Plastic Surgery...For Pets?!
In everyone’s life, there comes a time when they look into the mirror and come to a sudden, startling realization that they are aging. Yes, we knew that time was passing. We realized that each birthday had a slightly different title than its predecessor, but this last one seems to have left a mark. Several marks, in fact. A select portion of us may possess enough hubris (and disposable income) to think, “I should pay someone make this go away.” Not so with pets. I’ve met many animals who seemed a touchself conscious after a bath or trim, but not one who wasted even a single minute looking into a mirror and pining over hisflagging self esteem. Animalscan, however, benefit from plastic surgery.
One type of reconstruction is the eyelid lift. This is used for dogs (certain breeds, especially) withslightly curled or drooping eyelids that have ended up with the furry part touching the eye. That’s a painful condition which will only get worse as time passes, but pretty easy to fix with a little nip/tuck and a funnel collar.

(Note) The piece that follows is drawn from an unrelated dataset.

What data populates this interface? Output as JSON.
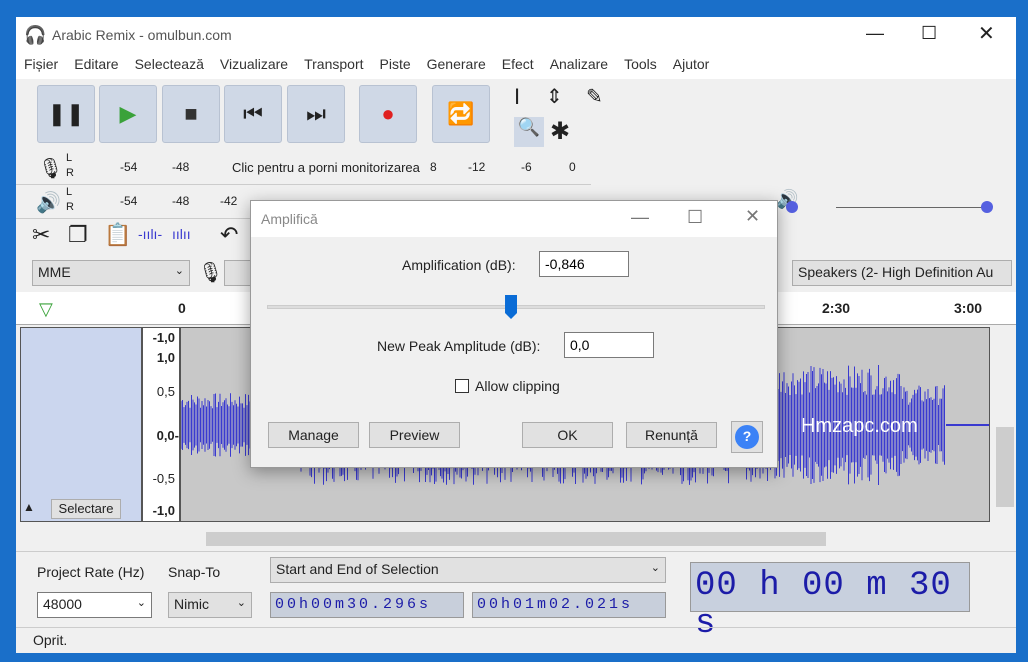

One kind of plastic surgery is used on adorable little baby faces, if you can believe it. Dogs bred to have squashy little noses are sometimes born with tiny little nostrils, not wide enough to pass air through easily. These little ones are kind of bubbly and gaspy until they can have the openings enlarged with the help of a laser surgeon. Those same breeds may have prominentfacial skin folds, whichvery oftenstick out too much and brush against the surface of the eye. Facewrinkles definitely play a role in the “cuteness factor”, but many owners find out too late that thisuninterruptedeye irritation can impair the pet’s vision, eventually leading toblindness.
Some dog breeds really slobber a lot. It’s not actually the quantity of saliva they produce but the shape of the lower lip. Too much laxity in the cheek fold allows rivers of saliva to run down onto the chin and neck. The skin here gets quite diseased due to constant dampness and exposure to salivary enzymes, but a lip tuck can save the patient years of pain and discomfort.
Occasionally, it’s the rear end of the animal needing work. Female patients with a “recessed vulva” have a bit too much droopy tissueback there, and that prevents urine from cleanly escaping the body. Skin that’s perpetually damp with urine obviously becomes very inflamed and uncomfortable, often leading to recurrent and worsening bladder infections. Dogs that were bred for a tight, curly tail nub can suffer from severe infections deep in the crevice aroundit. The pain is unrelenting until this skin can be reconstructed in a way that allows healthy air circulation.
If you have a pet from one of these breeds, or another dog that is suffering with his own architecture, youprobably assumed that he’d be saddled with this burden forever. Life’s too short to tolerate fur in your eye 24/7, so check with your vet for surgical options.
Dr. M.S. Regan